##### DATA SHOWN

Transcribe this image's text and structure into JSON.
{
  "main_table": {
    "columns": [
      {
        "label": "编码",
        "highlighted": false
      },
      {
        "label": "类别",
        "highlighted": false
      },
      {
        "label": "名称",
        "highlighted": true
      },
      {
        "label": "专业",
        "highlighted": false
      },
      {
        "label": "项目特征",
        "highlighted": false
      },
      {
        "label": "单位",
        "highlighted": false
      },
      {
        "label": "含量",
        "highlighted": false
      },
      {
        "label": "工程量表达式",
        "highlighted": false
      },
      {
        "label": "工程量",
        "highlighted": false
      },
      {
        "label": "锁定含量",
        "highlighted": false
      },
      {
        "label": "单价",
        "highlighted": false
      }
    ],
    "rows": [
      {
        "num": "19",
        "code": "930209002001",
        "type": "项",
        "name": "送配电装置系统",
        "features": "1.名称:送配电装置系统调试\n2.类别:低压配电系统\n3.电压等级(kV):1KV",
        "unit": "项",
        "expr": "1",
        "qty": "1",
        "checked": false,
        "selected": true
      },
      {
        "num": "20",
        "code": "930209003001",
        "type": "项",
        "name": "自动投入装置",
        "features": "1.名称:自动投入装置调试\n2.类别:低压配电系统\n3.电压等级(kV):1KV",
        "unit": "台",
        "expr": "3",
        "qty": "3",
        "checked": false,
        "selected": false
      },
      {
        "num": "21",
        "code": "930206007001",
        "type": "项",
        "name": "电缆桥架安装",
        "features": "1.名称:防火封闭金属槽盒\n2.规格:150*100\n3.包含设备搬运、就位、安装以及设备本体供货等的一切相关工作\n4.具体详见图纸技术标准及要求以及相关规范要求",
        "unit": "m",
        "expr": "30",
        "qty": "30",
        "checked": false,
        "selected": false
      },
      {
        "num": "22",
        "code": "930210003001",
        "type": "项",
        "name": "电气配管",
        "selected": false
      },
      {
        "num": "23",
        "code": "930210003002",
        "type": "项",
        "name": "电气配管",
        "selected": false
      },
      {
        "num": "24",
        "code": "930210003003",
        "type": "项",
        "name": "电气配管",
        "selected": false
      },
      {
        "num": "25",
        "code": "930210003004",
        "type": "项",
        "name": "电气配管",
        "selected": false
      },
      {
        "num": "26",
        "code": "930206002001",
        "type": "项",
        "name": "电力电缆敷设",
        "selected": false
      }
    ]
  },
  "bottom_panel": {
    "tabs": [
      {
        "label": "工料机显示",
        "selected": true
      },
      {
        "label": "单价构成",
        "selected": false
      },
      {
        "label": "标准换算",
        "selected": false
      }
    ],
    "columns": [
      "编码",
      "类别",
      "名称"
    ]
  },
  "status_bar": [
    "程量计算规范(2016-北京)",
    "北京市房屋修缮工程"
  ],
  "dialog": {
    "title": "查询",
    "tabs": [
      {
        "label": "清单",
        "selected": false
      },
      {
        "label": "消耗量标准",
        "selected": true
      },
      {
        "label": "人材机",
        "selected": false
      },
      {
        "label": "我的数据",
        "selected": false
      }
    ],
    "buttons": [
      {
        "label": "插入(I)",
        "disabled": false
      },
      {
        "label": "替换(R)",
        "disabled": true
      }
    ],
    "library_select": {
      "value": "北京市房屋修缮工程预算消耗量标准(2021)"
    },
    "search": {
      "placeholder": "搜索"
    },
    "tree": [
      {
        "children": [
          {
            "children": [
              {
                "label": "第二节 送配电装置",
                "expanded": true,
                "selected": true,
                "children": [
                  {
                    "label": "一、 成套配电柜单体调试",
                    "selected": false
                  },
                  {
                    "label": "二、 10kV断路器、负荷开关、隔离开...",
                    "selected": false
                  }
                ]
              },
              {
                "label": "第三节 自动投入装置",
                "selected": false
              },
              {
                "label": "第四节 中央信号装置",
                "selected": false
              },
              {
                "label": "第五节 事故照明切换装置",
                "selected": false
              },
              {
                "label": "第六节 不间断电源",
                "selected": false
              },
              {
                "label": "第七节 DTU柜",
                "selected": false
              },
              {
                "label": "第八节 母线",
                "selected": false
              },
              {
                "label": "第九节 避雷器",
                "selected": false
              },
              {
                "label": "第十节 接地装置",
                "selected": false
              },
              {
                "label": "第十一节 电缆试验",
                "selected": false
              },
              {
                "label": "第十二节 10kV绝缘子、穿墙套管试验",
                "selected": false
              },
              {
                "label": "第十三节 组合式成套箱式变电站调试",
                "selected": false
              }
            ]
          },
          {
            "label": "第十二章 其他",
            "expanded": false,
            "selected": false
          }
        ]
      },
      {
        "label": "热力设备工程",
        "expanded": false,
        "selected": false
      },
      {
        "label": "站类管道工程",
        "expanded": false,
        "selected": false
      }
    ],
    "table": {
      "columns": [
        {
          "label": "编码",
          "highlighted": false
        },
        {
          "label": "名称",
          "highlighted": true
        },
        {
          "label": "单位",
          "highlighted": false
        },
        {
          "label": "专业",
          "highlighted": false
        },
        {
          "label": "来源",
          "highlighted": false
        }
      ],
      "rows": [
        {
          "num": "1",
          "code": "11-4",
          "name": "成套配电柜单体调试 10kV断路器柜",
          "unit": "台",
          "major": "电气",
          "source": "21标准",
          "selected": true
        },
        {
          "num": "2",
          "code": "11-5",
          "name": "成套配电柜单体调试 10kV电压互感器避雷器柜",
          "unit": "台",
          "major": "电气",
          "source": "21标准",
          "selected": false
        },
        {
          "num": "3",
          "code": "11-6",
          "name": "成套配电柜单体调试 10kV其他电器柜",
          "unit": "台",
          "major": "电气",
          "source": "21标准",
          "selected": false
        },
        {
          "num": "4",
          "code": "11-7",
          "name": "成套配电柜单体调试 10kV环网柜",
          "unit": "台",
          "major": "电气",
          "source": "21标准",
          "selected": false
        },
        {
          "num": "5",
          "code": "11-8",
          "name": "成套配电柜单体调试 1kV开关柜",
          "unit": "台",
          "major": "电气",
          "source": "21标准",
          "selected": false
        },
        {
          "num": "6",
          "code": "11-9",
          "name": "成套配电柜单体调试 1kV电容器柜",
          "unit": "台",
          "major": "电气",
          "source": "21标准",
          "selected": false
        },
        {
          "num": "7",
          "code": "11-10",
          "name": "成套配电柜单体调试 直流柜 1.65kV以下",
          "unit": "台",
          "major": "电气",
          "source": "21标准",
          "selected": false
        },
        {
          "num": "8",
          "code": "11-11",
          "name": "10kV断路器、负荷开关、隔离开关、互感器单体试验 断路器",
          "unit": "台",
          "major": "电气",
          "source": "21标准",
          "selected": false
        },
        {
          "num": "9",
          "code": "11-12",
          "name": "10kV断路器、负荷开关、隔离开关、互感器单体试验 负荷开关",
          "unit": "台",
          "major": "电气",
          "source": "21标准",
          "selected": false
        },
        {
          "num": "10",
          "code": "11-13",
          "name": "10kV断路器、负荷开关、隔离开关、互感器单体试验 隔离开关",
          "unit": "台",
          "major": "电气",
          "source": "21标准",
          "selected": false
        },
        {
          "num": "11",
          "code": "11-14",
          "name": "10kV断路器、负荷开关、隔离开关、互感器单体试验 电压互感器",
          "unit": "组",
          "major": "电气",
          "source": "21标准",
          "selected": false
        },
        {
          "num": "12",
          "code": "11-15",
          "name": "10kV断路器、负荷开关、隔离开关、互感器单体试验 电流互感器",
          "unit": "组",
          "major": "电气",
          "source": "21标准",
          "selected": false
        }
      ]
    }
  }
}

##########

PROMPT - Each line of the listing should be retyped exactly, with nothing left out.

REPLY -
Transcribe this image's text and structure into JSON.
{
  "main_table": {
    "columns": [
      {
        "label": "编码",
        "highlighted": false
      },
      {
        "label": "类别",
        "highlighted": false
      },
      {
        "label": "名称",
        "highlighted": true
      },
      {
        "label": "专业",
        "highlighted": false
      },
      {
        "label": "项目特征",
        "highlighted": false
      },
      {
        "label": "单位",
        "highlighted": false
      },
      {
        "label": "含量",
        "highlighted": false
      },
      {
        "label": "工程量表达式",
        "highlighted": false
      },
      {
        "label": "工程量",
        "highlighted": false
      },
      {
        "label": "锁定含量",
        "highlighted": false
      },
      {
        "label": "单价",
        "highlighted": false
      }
    ],
    "rows": [
      {
        "num": "19",
        "code": "930209002001",
        "type": "项",
        "name": "送配电装置系统",
        "features": "1.名称:送配电装置系统调试\n2.类别:低压配电系统\n3.电压等级(kV):1KV",
        "unit": "项",
        "expr": "1",
        "qty": "1",
        "checked": false,
        "selected": true
      },
      {
        "num": "20",
        "code": "930209003001",
        "type": "项",
        "name": "自动投入装置",
        "features": "1.名称:自动投入装置调试\n2.类别:低压配电系统\n3.电压等级(kV):1KV",
        "unit": "台",
        "expr": "3",
        "qty": "3",
        "checked": false,
        "selected": false
      },
      {
        "num": "21",
        "code": "930206007001",
        "type": "项",
        "name": "电缆桥架安装",
        "features": "1.名称:防火封闭金属槽盒\n2.规格:150*100\n3.包含设备搬运、就位、安装以及设备本体供货等的一切相关工作\n4.具体详见图纸技术标准及要求以及相关规范要求",
        "unit": "m",
        "expr": "30",
        "qty": "30",
        "checked": false,
        "selected": false
      },
      {
        "num": "22",
        "code": "930210003001",
        "type": "项",
        "name": "电气配管",
        "selected": false
      },
      {
        "num": "23",
        "code": "930210003002",
        "type": "项",
        "name": "电气配管",
        "selected": false
      },
      {
        "num": "24",
        "code": "930210003003",
        "type": "项",
        "name": "电气配管",
        "selected": false
      },
      {
        "num": "25",
        "code": "930210003004",
        "type": "项",
        "name": "电气配管",
        "selected": false
      },
      {
        "num": "26",
        "code": "930206002001",
        "type": "项",
        "name": "电力电缆敷设",
        "selected": false
      }
    ]
  },
  "bottom_panel": {
    "tabs": [
      {
        "label": "工料机显示",
        "selected": true
      },
      {
        "label": "单价构成",
        "selected": false
      },
      {
        "label": "标准换算",
        "selected": false
      }
    ],
    "columns": [
      "编码",
      "类别",
      "名称"
    ]
  },
  "status_bar": [
    "程量计算规范(2016-北京)",
    "北京市房屋修缮工程"
  ],
  "dialog": {
    "title": "查询",
    "tabs": [
      {
        "label": "清单",
        "selected": false
      },
      {
        "label": "消耗量标准",
        "selected": true
      },
      {
        "label": "人材机",
        "selected": false
      },
      {
        "label": "我的数据",
        "selected": false
      }
    ],
    "buttons": [
      {
        "label": "插入(I)",
        "disabled": false
      },
      {
        "label": "替换(R)",
        "disabled": true
      }
    ],
    "library_select": {
      "value": "北京市房屋修缮工程预算消耗量标准(2021)"
    },
    "search": {
      "placeholder": "搜索"
    },
    "tree": [
      {
        "children": [
          {
            "children": [
              {
                "label": "第二节 送配电装置",
                "expanded": true,
                "selected": true,
                "children": [
                  {
                    "label": "一、 成套配电柜单体调试",
                    "selected": false
                  },
                  {
                    "label": "二、 10kV断路器、负荷开关、隔离开...",
                    "selected": false
                  }
                ]
              },
              {
                "label": "第三节 自动投入装置",
                "selected": false
              },
              {
                "label": "第四节 中央信号装置",
                "selected": false
              },
              {
                "label": "第五节 事故照明切换装置",
                "selected": false
              },
              {
                "label": "第六节 不间断电源",
                "selected": false
              },
              {
                "label": "第七节 DTU柜",
                "selected": false
              },
              {
                "label": "第八节 母线",
                "selected": false
              },
              {
                "label": "第九节 避雷器",
                "selected": false
              },
              {
                "label": "第十节 接地装置",
                "selected": false
              },
              {
                "label": "第十一节 电缆试验",
                "selected": false
              },
              {
                "label": "第十二节 10kV绝缘子、穿墙套管试验",
                "selected": false
              },
              {
                "label": "第十三节 组合式成套箱式变电站调试",
                "selected": false
              }
            ]
          },
          {
            "label": "第十二章 其他",
            "expanded": false,
            "selected": false
          }
        ]
      },
      {
        "label": "热力设备工程",
        "expanded": false,
        "selected": false
      },
      {
        "label": "站类管道工程",
        "expanded": false,
        "selected": false
      }
    ],
    "table": {
      "columns": [
        {
          "label": "编码",
          "highlighted": false
        },
        {
          "label": "名称",
          "highlighted": true
        },
        {
          "label": "单位",
          "highlighted": false
        },
        {
          "label": "专业",
          "highlighted": false
        },
        {
          "label": "来源",
          "highlighted": false
        }
      ],
      "rows": [
        {
          "num": "1",
          "code": "11-4",
          "name": "成套配电柜单体调试 10kV断路器柜",
          "unit": "台",
          "major": "电气",
          "source": "21标准",
          "selected": true
        },
        {
          "num": "2",
          "code": "11-5",
          "name": "成套配电柜单体调试 10kV电压互感器避雷器柜",
          "unit": "台",
          "major": "电气",
          "source": "21标准",
          "selected": false
        },
        {
          "num": "3",
          "code": "11-6",
          "name": "成套配电柜单体调试 10kV其他电器柜",
          "unit": "台",
          "major": "电气",
          "source": "21标准",
          "selected": false
        },
        {
          "num": "4",
          "code": "11-7",
          "name": "成套配电柜单体调试 10kV环网柜",
          "unit": "台",
          "major": "电气",
          "source": "21标准",
          "selected": false
        },
        {
          "num": "5",
          "code": "11-8",
          "name": "成套配电柜单体调试 1kV开关柜",
          "unit": "台",
          "major": "电气",
          "source": "21标准",
          "selected": false
        },
        {
          "num": "6",
          "code": "11-9",
          "name": "成套配电柜单体调试 1kV电容器柜",
          "unit": "台",
          "major": "电气",
          "source": "21标准",
          "selected": false
        },
        {
          "num": "7",
          "code": "11-10",
          "name": "成套配电柜单体调试 直流柜 1.65kV以下",
          "unit": "台",
          "major": "电气",
          "source": "21标准",
          "selected": false
        },
        {
          "num": "8",
          "code": "11-11",
          "name": "10kV断路器、负荷开关、隔离开关、互感器单体试验 断路器",
          "unit": "台",
          "major": "电气",
          "source": "21标准",
          "selected": false
        },
        {
          "num": "9",
          "code": "11-12",
          "name": "10kV断路器、负荷开关、隔离开关、互感器单体试验 负荷开关",
          "unit": "台",
          "major": "电气",
          "source": "21标准",
          "selected": false
        },
        {
          "num": "10",
          "code": "11-13",
          "name": "10kV断路器、负荷开关、隔离开关、互感器单体试验 隔离开关",
          "unit": "台",
          "major": "电气",
          "source": "21标准",
          "selected": false
        },
        {
          "num": "11",
          "code": "11-14",
          "name": "10kV断路器、负荷开关、隔离开关、互感器单体试验 电压互感器",
          "unit": "组",
          "major": "电气",
          "source": "21标准",
          "selected": false
        },
        {
          "num": "12",
          "code": "11-15",
          "name": "10kV断路器、负荷开关、隔离开关、互感器单体试验 电流互感器",
          "unit": "组",
          "major": "电气",
          "source": "21标准",
          "selected": false
        }
      ]
    }
  }
}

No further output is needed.